Tenoxicam is an NSAID from the oxicam group that also has strong anti-inflammatory, analgesic, and antipyretic activities. Minimal side effects, prolonged half-life, and elimination not influenced by liver and kidney diseases have popularized its use.[10] Our study investigated the effects of tenoxicam on a histological level, including inflammatory cell infiltration, angiogenesis, fibroblast proliferation, and collagen deposition. Our statistical analysis displayed significant differences in fibroblast proliferation and epithelial regeneration. Fibroblast proliferation was less in the tenoxicam group than in the control group. Considering that increased fibroblastic activity is the cause of stenosis,[6] less fibroblast proliferation may be a sign of less stenotic complication. Epithelial regeneration was also better which, therefore, implies better wound healing in the tenoxicam group. We could not explain the pharmacological and histological basis of obtaining better epithelial regeneration when tenoxicam was used, but we think that obtaining the outcome of better wound healing in this study is important.

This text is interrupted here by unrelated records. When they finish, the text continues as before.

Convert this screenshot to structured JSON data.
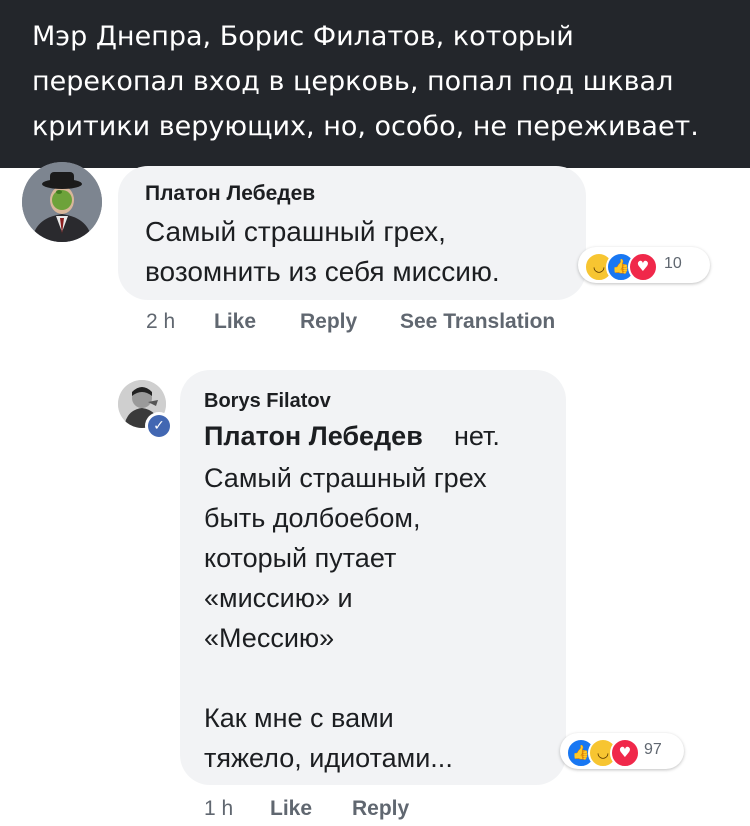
{
  "caption": {
    "line1": "Мэр Днепра, Борис Филатов, который",
    "line2": "перекопал вход в церковь, попал под шквал",
    "line3": "критики верующих, но, особо, не переживает."
  },
  "comment": {
    "author": "Платон Лебедев",
    "text": "Самый страшный грех,\nвозомнить из себя миссию.",
    "reaction_count": "10",
    "time": "2 h",
    "like_label": "Like",
    "reply_label": "Reply",
    "translate_label": "See Translation"
  },
  "reply": {
    "author": "Borys Filatov",
    "mention": "Платон Лебедев",
    "mention_rest": "нет.",
    "text": "Самый страшный грех\nбыть долбоебом,\nкоторый путает\n«миссию» и\n«Мессию»\n\nКак мне с вами\nтяжело, идиотами...",
    "reaction_count": "97",
    "time": "1 h",
    "like_label": "Like",
    "reply_label": "Reply"
  },
  "colors": {
    "header_bg": "#23262b",
    "bubble_bg": "#f2f3f5",
    "meta_text": "#606770",
    "verified": "#4267b2"
  },
  "icons": [
    "haha-reaction-icon",
    "like-reaction-icon",
    "love-reaction-icon",
    "verified-badge-icon"
  ]
}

Our study included tenoxicam and control groups, but no sham-operated group. The lack of this group is one limitation of our study. Further studies, including a sham-operated group in which tenoxicam and other drugs are applied without any surgery performed, may yield stronger and more valuable results.

In conclusion, the application of postoperative NSAIDs may be a useful therapy in the prevention of stenotic complications of tracheal surgery. However, some further experimental and clinical studies are needed before their routine clinical usage.

Declaration of conflicting interests
The authors declared no conflicts of interest with respect to the authorship and/or publication of this article.

Funding
The authors received no financial support for the research and/or authorship of this article.

References

1) Talas DU, Nayci A, Atis S, Comelekoglu U, Polat A, Bagdatoglu C, et al. The effects of corticosteroids and vitamin A on the healing of tracheal anastomoses. Int J Pediatr Otorhinolaryngol 2003;67:109-16.

2) Ehrlich HP, Tarver H, Hunt TK. Effects of vitamin A and glucocorticoids upon inflammation and collagen synthesis. Ann Surg 1973;177:222-7.

3) Loewen MS, Walner DL, Caldarelli DD. Improved airway healing using transforming growth factor beta-3 in a rabbit model. Wound Repair Regen 2001;9:44-9.

4) Bayne K. Revised Guide for the Care and Use of Laboratory Animals available. American Physiological Society. Physiologist 1996;39:199, 208-11.

5) Liman ST, Kara CO, Bir F, Yildirim B, Topcu S, Sahin B. The effects of estradiol and progesterone on the synthesis of collagen in tracheal surgery. Int J Pediatr Otorhinolaryngol 2005;69:1327-31.

6) Iñiguez-Cuadra R, San Martín Prieto J, Iñiguez-Cuadra M, Zúñiga Erranz S, Jofré Pavez D, González Bombardiere S, et al. Effect of mitomycin in the surgical treatment of tracheal stenosis. Arch Otolaryngol Head Neck Surg 2008;134:709-14.

7) Wright CD, Grillo HC, Wain JC, Wong DR, Donahue DM, Gaissert HA, et al. Anastomotic complications after tracheal resection: prognostic factors and management. J Thorac Cardiovasc Surg 2004;128:731-9.

8) Gorur R, Hahoglu A, Uzun G, Kutlu A, Turut H, Yiyit N, et al. Effects of hyperbaric oxygen therapy on wound healing after tracheal resection and end-to-end anastomoses in rats: results of early observations. Thorac Cardiovasc Surg 2008;56:359-62.

9) Rahbar R, Shapshay SM, Healy GB. Mitomycin: effects on laryngeal and tracheal stenosis, benefits, and complications. Ann Otol Rhinol Laryngol 2001;110:1-6.

10) Celebioglu B, Eslambouli NR, Olcay E, Atakan S. The effect of tenoxicam on intraperitoneal adhesions and prostaglandin E2 levels in mice. Anesth Analg 1999;88:939-42.

Keywords : Structure; tenoxicam; tracheal healing; tracheal surgery
Viewed : 10451
Downloaded : 2554